postnatal depression, is a form of clinical depression that can affect women,
and less frequently men, typically after childbirth.
In fact, postpartum depression and the baby
blues share many symptoms, including mood swings, crying jags, sadness,
insomnia, and irritability. The difference is that with postpartum depression,
the symptoms are more severe (such as suicidal thoughts or an inability to care
for your newborn) and longer lasting.
And Symptoms Of Postpartum Depression
In the beginning, postpartum depression can look
like the normal baby blues. You might find yourself withdrawing from your
partner or being unable to bond well with your baby.
You might find your anxiety out of control, preventing
you from sleeping - even when your baby is asleep - or eating appropriately.
You might find feelings of guilt or
worthlessness overwhelming or begin to develop thoughts preoccupied with death
or even wish you were not alive.
These are all red flags for postpartum
Of Postpartum Depression
Hormonal changes: After childbirth, women experience a big drop in estrogen and progesterone hormone levels. Thyroid levels can also drop, which leads to fatigue and depression. These rapid hormonal changes—along with the changes in blood pressure, immune system functioning, and metabolism that new mothers experience—may trigger postpartum depression.
Physical changes. Giving birth brings numerous physical and emotional changes. You may be dealing with physical pain from the delivery or the difficulty of losing the baby weight, leaving your insecure about your physical and sexual attractiveness.
Stress: The stress of caring for a newborn can also take a toll. New mothers are often sleep deprived. In addition, you may feel overwhelmed and anxious about your ability to properly care for your baby. These adjustments can be particularly difficult if you’re a first-time mother who must get used
to an entirely new identity.
Know If You Are Suffering From Postpartum Depression
The Edinburgh Postnatal Depression Scale, a
standardized self-reported questionnaire, may be used to identify women who
have postpartum depression. If the new mother scores more than 13, she is
likely to develop PPD.
These include, but are not limited to, the
A feeling of being overwhelmed
Sleep and eating disturbances
Inability to be comforted
Low or no energy
Becoming easily frustrated
Feeling inadequate in taking care of the baby
Impaired speech and writing
Spells of anger towards others
Increased anxiety or panic attacks
Decreased sex drive
While the causes of PPD are not understood, a
number of factors have been identified as predictors of PPD: Birth-related
psychological trauma, Formula feeding rather than breast-feeding, A history of
depression, Cigarette smoking, Low self esteem, Childcare stress, Prenatal
depression during pregnancy, Prenatal anxiety, Low social support, Life stress,
Poor marital relationship, Maternity blues, Single Marital Status, Low
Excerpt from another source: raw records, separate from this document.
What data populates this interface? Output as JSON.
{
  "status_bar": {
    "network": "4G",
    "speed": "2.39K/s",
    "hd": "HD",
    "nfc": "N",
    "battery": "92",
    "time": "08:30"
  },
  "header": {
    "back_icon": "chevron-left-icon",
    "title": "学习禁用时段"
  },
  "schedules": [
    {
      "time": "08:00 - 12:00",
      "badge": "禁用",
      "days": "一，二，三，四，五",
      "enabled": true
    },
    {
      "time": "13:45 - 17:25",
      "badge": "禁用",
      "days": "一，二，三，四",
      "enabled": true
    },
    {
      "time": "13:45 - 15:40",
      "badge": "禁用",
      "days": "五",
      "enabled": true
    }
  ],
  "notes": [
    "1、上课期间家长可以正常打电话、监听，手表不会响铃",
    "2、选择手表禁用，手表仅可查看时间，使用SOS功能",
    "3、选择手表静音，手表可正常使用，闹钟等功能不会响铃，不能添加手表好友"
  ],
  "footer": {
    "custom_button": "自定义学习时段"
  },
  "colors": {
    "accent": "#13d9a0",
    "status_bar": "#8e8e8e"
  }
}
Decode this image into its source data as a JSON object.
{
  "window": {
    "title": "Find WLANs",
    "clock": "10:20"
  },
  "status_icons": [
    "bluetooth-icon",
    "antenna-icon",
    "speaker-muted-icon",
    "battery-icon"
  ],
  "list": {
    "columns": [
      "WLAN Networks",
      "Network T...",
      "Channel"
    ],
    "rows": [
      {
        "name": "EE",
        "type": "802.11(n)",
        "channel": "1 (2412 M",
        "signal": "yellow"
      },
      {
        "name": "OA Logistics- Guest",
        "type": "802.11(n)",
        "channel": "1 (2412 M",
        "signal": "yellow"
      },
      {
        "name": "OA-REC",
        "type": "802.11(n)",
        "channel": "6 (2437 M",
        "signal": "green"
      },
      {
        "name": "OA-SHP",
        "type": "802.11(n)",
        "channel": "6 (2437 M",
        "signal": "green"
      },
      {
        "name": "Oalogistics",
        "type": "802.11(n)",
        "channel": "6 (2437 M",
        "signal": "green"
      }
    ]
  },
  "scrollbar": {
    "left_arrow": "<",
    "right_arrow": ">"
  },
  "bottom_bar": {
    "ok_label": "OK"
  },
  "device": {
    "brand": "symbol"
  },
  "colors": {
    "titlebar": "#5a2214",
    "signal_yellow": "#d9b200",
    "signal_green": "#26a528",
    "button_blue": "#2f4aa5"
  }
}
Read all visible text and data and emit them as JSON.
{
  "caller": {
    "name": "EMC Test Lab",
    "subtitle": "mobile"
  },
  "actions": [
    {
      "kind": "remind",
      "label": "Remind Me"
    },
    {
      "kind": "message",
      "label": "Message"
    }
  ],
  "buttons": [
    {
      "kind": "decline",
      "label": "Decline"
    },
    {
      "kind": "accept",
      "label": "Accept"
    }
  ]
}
socioeconomic status and Unplanned/unwanted pregnancy.
If you are pregnant, you may be able to decrease
your risk of postpartum depression by preparing yourself before the birth for
the changes in lifestyle that motherhood will bring. Talk to other mothers and
to your doctor in very practical, day-to-day terms about what it's like to care
for an infant. Don't underestimate how much time you'll need with your newborn.
Clear out as much time as you can during the period after birth. Also, don't
hesitate to ask for help from your partner and others who care about you.
Numerous scientific studies and scholarly
journal articles support the notion that postpartum depression is treatable
using a variety of methods. If the cause of PPD can be identified, as described
above under "social risk factors," treatment should be aimed at
mitigating the root cause of the problem, including increased partner support,
additional help with childcare, cognitive therapy, etc.